* Problem description: Check each line of the data for "Digicam", and copy the ones that have it.

Data for processing section start

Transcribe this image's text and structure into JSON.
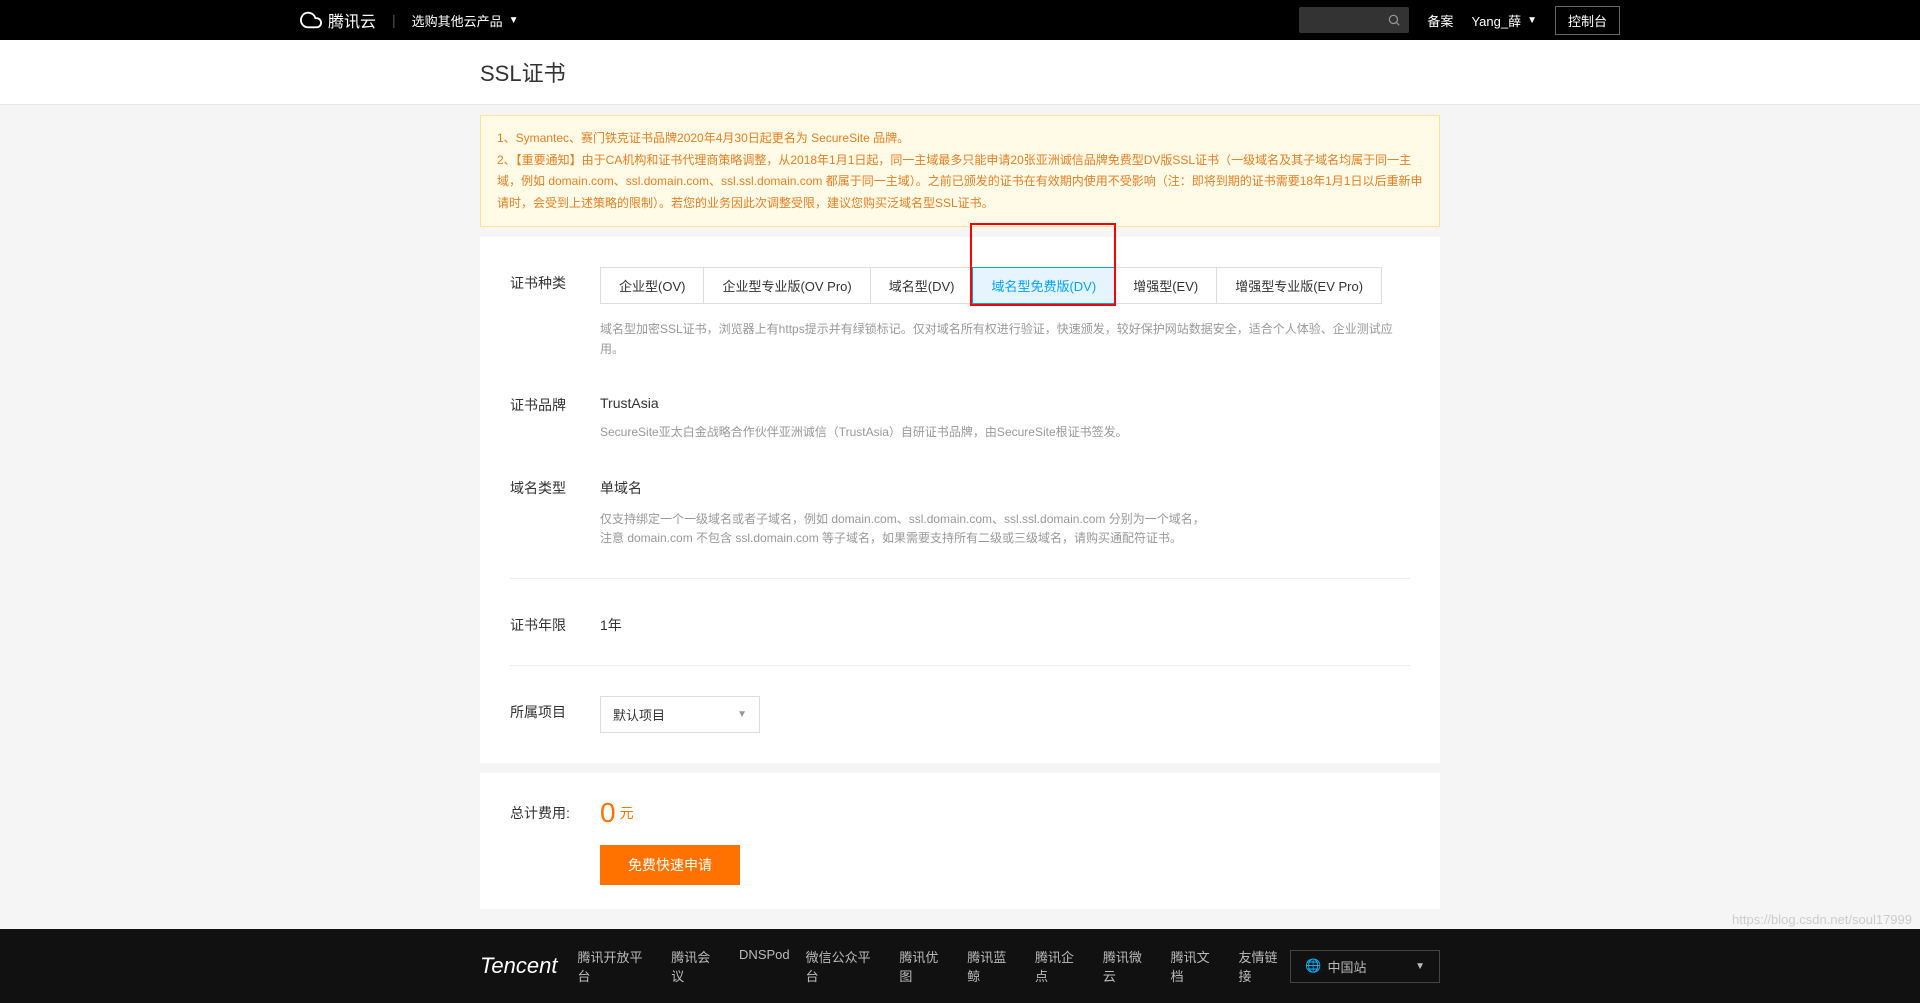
{
  "topbar": {
    "brand": "腾讯云",
    "product_select": "选购其他云产品",
    "links": {
      "beian": "备案",
      "user": "Yang_薛",
      "console": "控制台"
    }
  },
  "page_title": "SSL证书",
  "notice": {
    "line1": "1、Symantec、赛门铁克证书品牌2020年4月30日起更名为 SecureSite 品牌。",
    "line2": "2、【重要通知】由于CA机构和证书代理商策略调整，从2018年1月1日起，同一主域最多只能申请20张亚洲诚信品牌免费型DV版SSL证书（一级域名及其子域名均属于同一主域，例如 domain.com、ssl.domain.com、ssl.ssl.domain.com 都属于同一主域）。之前已颁发的证书在有效期内使用不受影响（注：即将到期的证书需要18年1月1日以后重新申请时，会受到上述策略的限制）。若您的业务因此次调整受限，建议您购买泛域名型SSL证书。"
  },
  "form": {
    "cert_type": {
      "label": "证书种类",
      "tabs": [
        "企业型(OV)",
        "企业型专业版(OV Pro)",
        "域名型(DV)",
        "域名型免费版(DV)",
        "增强型(EV)",
        "增强型专业版(EV Pro)"
      ],
      "desc": "域名型加密SSL证书，浏览器上有https提示并有绿锁标记。仅对域名所有权进行验证，快速颁发，较好保护网站数据安全，适合个人体验、企业测试应用。"
    },
    "brand": {
      "label": "证书品牌",
      "value": "TrustAsia",
      "desc": "SecureSite亚太白金战略合作伙伴亚洲诚信（TrustAsia）自研证书品牌，由SecureSite根证书签发。"
    },
    "domain_type": {
      "label": "域名类型",
      "value": "单域名",
      "desc1": "仅支持绑定一个一级域名或者子域名，例如 domain.com、ssl.domain.com、ssl.ssl.domain.com 分别为一个域名，",
      "desc2": "注意 domain.com 不包含 ssl.domain.com 等子域名，如果需要支持所有二级或三级域名，请购买通配符证书。"
    },
    "duration": {
      "label": "证书年限",
      "value": "1年"
    },
    "project": {
      "label": "所属项目",
      "value": "默认项目"
    }
  },
  "total": {
    "label": "总计费用:",
    "price": "0",
    "unit": "元"
  },
  "submit": "免费快速申请",
  "footer": {
    "logo": "Tencent",
    "links": [
      "腾讯开放平台",
      "腾讯会议",
      "DNSPod",
      "微信公众平台",
      "腾讯优图",
      "腾讯蓝鲸",
      "腾讯企点",
      "腾讯微云",
      "腾讯文档",
      "友情链接"
    ],
    "region": "中国站"
  },
  "watermark": "https://blog.csdn.net/soul17999"
}
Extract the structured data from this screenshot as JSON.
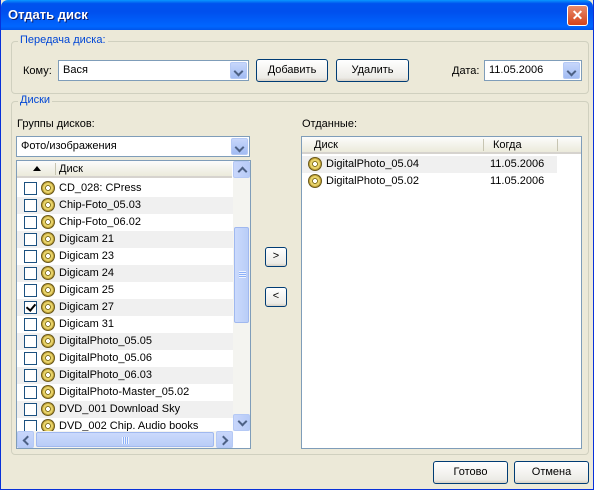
{
  "window": {
    "title": "Отдать диск",
    "close_glyph": "✕"
  },
  "transfer": {
    "legend": "Передача диска:",
    "to_label": "Кому:",
    "to_value": "Вася",
    "add_button": "Добавить",
    "remove_button": "Удалить",
    "date_label": "Дата:",
    "date_value": "11.05.2006"
  },
  "disks": {
    "legend": "Диски",
    "groups_label": "Группы дисков:",
    "group_value": "Фото/изображения",
    "column_disk": "Диск",
    "items": [
      {
        "name": "CD_028: CPress",
        "checked": false
      },
      {
        "name": "Chip-Foto_05.03",
        "checked": false
      },
      {
        "name": "Chip-Foto_06.02",
        "checked": false
      },
      {
        "name": "Digicam 21",
        "checked": false
      },
      {
        "name": "Digicam 23",
        "checked": false
      },
      {
        "name": "Digicam 24",
        "checked": false
      },
      {
        "name": "Digicam 25",
        "checked": false
      },
      {
        "name": "Digicam 27",
        "checked": true
      },
      {
        "name": "Digicam 31",
        "checked": false
      },
      {
        "name": "DigitalPhoto_05.05",
        "checked": false
      },
      {
        "name": "DigitalPhoto_05.06",
        "checked": false
      },
      {
        "name": "DigitalPhoto_06.03",
        "checked": false
      },
      {
        "name": "DigitalPhoto-Master_05.02",
        "checked": false
      },
      {
        "name": "DVD_001 Download Sky",
        "checked": false
      },
      {
        "name": "DVD_002 Chip. Audio books",
        "checked": false
      }
    ]
  },
  "move": {
    "right": ">",
    "left": "<"
  },
  "given": {
    "label": "Отданные:",
    "column_disk": "Диск",
    "column_when": "Когда",
    "items": [
      {
        "name": "DigitalPhoto_05.04",
        "date": "11.05.2006"
      },
      {
        "name": "DigitalPhoto_05.02",
        "date": "11.05.2006"
      }
    ]
  },
  "footer": {
    "ok_button": "Готово",
    "cancel_button": "Отмена"
  }
}
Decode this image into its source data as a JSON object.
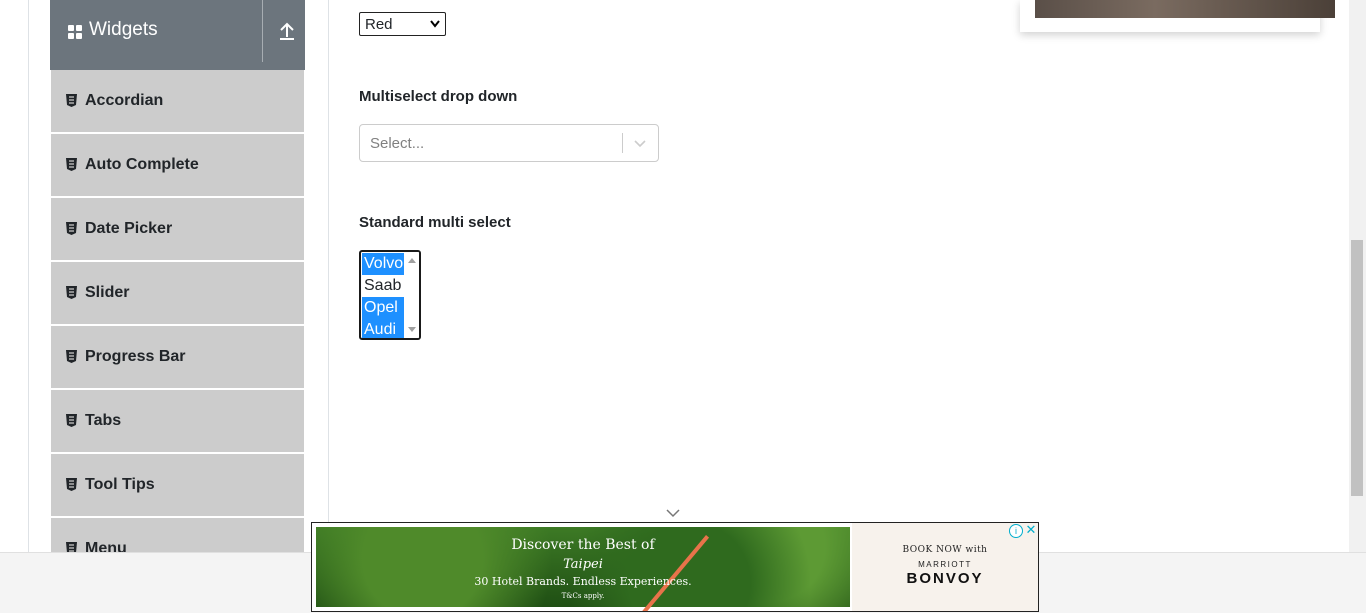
{
  "sidebar": {
    "group_title": "Widgets",
    "items": [
      {
        "label": "Accordian"
      },
      {
        "label": "Auto Complete"
      },
      {
        "label": "Date Picker"
      },
      {
        "label": "Slider"
      },
      {
        "label": "Progress Bar"
      },
      {
        "label": "Tabs"
      },
      {
        "label": "Tool Tips"
      },
      {
        "label": "Menu"
      }
    ]
  },
  "main": {
    "old_select": {
      "value": "Red"
    },
    "multiselect": {
      "title": "Multiselect drop down",
      "placeholder": "Select..."
    },
    "standard_multi": {
      "title": "Standard multi select",
      "options": [
        {
          "label": "Volvo",
          "selected": true
        },
        {
          "label": "Saab",
          "selected": false
        },
        {
          "label": "Opel",
          "selected": true
        },
        {
          "label": "Audi",
          "selected": true
        }
      ]
    }
  },
  "ad_banner": {
    "headline_1": "Discover the Best of",
    "headline_2": "Taipei",
    "tagline": "30 Hotel Brands. Endless Experiences.",
    "terms": "T&Cs apply.",
    "book_now": "BOOK NOW with",
    "brand_top": "MARRIOTT",
    "brand_main": "BONVOY",
    "info_glyph": "i",
    "close_glyph": "✕"
  },
  "colors": {
    "sidebar_header": "#6c757d",
    "sidebar_item": "#cccccc",
    "selection": "#1e90ff",
    "ad_accent": "#00aecd"
  }
}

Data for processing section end

* Response to the exercise:
        "name": "Digicam 21",
        "name": "Digicam 23",
        "name": "Digicam 24",
        "name": "Digicam 25",
        "name": "Digicam 27",
        "name": "Digicam 31",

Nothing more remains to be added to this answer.